(If this is you, seek help. If you have a friend or loved one that you believe has fallen into the unhealthy level-span, the best thing you can to for them is get them professional help. Further points on this — and on working through and from the levels in general — can be found in the booklet Climbing the Levels of Development.)
Nuances and further insights
Obviously, there are further distinctions to be made between each of the individual levels within each health-span — but as blog entries go, this one is getting kind of lengthy anyway 😉. If you want brief descriptions of each level, the booklet is a good source of information. And if you really want to sink your teeth into the level dynamics and see what each level tends to mean for each individual type, I refer to Personality Types, where this is mapped out in some depth.
Working yourself up the levels …
In theory, “all” we need to do to climb up the levels is realising all the ways in which we live from our basic fear, and let go of those. However, that is easier said than done; otherwise we’d all happily hang out in the healthy levels on a permanent basis. But there is a reason the middle range is called “average” — it is where most people hang out most of the time 😉.
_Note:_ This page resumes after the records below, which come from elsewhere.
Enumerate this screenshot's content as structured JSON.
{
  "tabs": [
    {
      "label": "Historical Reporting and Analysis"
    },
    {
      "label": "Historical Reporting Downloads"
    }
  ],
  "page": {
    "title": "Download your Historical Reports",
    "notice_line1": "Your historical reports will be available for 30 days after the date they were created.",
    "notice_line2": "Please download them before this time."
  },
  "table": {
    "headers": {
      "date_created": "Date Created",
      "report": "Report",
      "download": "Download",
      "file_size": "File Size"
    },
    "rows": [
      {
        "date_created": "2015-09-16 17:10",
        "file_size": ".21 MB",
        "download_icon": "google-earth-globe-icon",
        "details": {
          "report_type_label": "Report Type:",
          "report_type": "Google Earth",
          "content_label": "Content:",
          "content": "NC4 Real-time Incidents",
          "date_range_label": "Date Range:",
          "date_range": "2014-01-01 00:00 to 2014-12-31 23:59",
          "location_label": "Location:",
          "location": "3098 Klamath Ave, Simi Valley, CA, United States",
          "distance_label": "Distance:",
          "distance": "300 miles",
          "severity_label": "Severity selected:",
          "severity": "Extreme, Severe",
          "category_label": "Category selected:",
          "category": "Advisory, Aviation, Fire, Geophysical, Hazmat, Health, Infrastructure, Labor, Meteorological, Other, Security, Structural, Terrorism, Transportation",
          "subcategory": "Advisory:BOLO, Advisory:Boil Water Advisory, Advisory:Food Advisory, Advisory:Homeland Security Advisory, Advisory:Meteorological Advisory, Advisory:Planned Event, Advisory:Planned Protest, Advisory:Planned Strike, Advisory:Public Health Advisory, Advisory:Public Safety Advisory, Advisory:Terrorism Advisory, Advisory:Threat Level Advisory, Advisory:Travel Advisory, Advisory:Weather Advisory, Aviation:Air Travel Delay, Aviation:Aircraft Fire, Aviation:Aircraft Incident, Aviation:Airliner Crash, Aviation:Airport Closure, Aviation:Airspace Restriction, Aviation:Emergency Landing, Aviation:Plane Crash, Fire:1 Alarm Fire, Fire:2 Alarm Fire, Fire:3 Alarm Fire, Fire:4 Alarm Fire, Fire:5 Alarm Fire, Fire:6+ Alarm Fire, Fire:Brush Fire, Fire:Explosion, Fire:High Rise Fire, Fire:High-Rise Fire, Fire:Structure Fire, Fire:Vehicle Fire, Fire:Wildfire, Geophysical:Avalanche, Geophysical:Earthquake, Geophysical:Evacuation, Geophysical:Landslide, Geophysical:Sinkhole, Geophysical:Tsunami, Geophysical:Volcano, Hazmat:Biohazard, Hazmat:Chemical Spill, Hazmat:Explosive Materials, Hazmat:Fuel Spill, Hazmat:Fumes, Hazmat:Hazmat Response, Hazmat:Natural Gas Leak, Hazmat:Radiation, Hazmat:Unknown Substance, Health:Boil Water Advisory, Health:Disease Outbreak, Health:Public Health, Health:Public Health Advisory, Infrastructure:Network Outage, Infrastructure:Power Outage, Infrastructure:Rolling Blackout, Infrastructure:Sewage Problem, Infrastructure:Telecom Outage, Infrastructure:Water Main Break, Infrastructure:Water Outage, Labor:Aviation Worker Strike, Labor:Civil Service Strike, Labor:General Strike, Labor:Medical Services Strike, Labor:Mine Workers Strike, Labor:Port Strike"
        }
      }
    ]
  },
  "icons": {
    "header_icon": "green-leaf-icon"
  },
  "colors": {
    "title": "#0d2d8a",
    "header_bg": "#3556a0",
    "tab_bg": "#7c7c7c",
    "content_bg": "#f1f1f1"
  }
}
So if I am currently — because of my centre of gravity or courtesy of a temporary flair of reactivity — acting from, say, a Level 5 or 6 perspective of reality and myself, then I’m not likely to respond too well to the request that I look into my basic fear. I’m just not there, so any such exercises, should I be persuaded to do them at all, would be an intellectual drill at best. It wound not reach my heart or gut and, thus, not having any meaningful effect on my life, world-view or way of handling myself. But then what can I do to shift the current energy?
… it easier if you start where you are
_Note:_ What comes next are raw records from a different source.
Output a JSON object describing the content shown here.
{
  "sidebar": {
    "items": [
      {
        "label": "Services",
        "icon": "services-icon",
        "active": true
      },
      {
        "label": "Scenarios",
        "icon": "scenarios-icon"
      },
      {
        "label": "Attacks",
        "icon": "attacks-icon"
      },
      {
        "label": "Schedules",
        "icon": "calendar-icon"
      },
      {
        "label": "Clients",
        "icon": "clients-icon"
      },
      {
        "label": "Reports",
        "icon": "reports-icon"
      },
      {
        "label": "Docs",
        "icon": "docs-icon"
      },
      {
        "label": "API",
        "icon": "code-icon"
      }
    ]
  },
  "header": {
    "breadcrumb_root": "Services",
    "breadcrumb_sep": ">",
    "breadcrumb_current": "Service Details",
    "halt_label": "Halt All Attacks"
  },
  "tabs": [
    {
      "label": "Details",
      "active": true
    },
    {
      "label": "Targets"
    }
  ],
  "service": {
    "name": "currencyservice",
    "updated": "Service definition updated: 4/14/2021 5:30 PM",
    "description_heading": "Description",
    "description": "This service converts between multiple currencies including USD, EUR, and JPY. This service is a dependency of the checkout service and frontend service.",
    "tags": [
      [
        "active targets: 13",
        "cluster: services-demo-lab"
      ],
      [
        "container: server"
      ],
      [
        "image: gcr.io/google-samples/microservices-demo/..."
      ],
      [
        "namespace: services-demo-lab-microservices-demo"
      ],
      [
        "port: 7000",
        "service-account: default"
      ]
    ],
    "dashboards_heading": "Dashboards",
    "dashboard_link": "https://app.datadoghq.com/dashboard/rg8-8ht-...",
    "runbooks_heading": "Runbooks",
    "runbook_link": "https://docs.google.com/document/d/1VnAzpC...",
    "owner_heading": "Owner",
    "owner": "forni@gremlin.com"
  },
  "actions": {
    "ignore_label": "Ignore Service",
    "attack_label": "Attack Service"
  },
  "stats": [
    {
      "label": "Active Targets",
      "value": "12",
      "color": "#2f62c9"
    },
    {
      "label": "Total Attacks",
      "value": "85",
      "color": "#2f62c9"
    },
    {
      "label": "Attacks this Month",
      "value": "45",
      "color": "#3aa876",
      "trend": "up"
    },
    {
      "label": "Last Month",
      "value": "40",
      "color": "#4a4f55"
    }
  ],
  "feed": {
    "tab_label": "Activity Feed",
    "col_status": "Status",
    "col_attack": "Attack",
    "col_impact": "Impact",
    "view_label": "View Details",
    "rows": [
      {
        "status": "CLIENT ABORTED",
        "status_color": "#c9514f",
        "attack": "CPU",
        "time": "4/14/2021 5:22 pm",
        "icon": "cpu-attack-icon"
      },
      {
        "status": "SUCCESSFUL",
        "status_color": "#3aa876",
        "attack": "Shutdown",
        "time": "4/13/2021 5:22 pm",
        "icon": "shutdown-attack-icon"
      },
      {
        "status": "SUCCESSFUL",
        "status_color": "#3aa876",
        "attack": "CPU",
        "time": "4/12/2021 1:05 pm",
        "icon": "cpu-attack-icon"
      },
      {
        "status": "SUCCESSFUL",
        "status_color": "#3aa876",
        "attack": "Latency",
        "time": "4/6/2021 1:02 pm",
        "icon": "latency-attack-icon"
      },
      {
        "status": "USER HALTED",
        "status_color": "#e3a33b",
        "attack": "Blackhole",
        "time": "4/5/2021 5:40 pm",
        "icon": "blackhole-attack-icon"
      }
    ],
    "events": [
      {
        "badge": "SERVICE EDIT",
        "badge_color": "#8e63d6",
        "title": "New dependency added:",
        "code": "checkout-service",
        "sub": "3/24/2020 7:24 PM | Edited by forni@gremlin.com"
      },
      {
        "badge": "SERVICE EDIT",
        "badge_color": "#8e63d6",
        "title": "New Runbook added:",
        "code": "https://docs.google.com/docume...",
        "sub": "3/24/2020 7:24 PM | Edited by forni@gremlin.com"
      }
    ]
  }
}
That was the question that prompted me to start considering tailor-made exercises and perspectives for each level, which ended up in the aforementioned booklet. The booklet contains level-related insights about how the ego-identification plays out started brewing slowly together with my own observations in working with people for inner growth and self-awareness for almost 20 years. What resulted was insights, guidance and tips for how we can, in a way, cater our inner work to the ego’s preferences so that it can be persuaded to do what will ultimately loosen its grip. (And believe me, more than anything, it wants to rest. It just does not know that yet ❤️)
*) In relation to the inner lines (or arrows) of the Enneagram, I often come across the view that the idea of a direction of stress and another for integration is an obsolete theory that has long since been debunked. “We can move in either direction in both stress and integration”, goes the argument, “and it doesn’t necessarily only just go one way”. While this is true (and it’s also true that we can react to various circumstances in a myriad of ways, as we are human beings and individuals and not a set category on a theoretic model), the conclusion that this invalidates the directions is faulty. The original arrows and their directions (which have a mathematical source) are significant, and this is how. It’s not about mimicking behaviour, it’s about an overall influence on the core type from the arrow point. This influence can be subtle, but nonetheless, it taints the original type in a way that has some significance for our inner work and growth.
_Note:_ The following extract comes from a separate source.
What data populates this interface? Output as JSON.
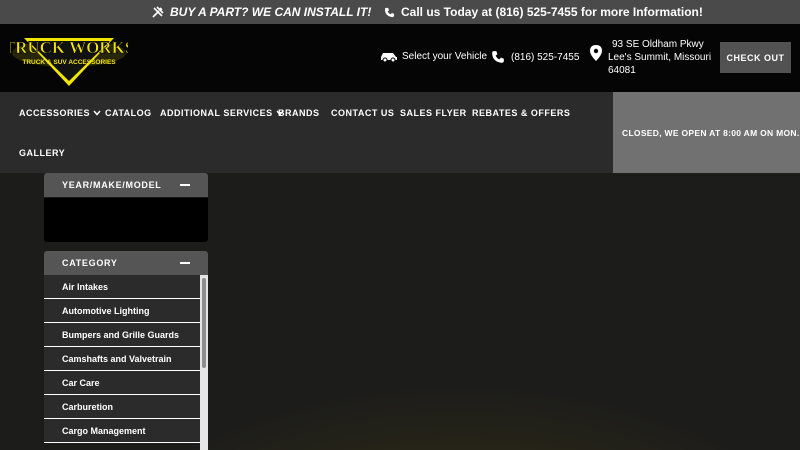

**) The original fixation that Ichazo put with the Eight was vengeance. However, in Russ Hudson’s teachings, he developed the wording of some of the fixations to better represent what actually happens in the type in question. Eight is one such type, and the word he came up with was objectification.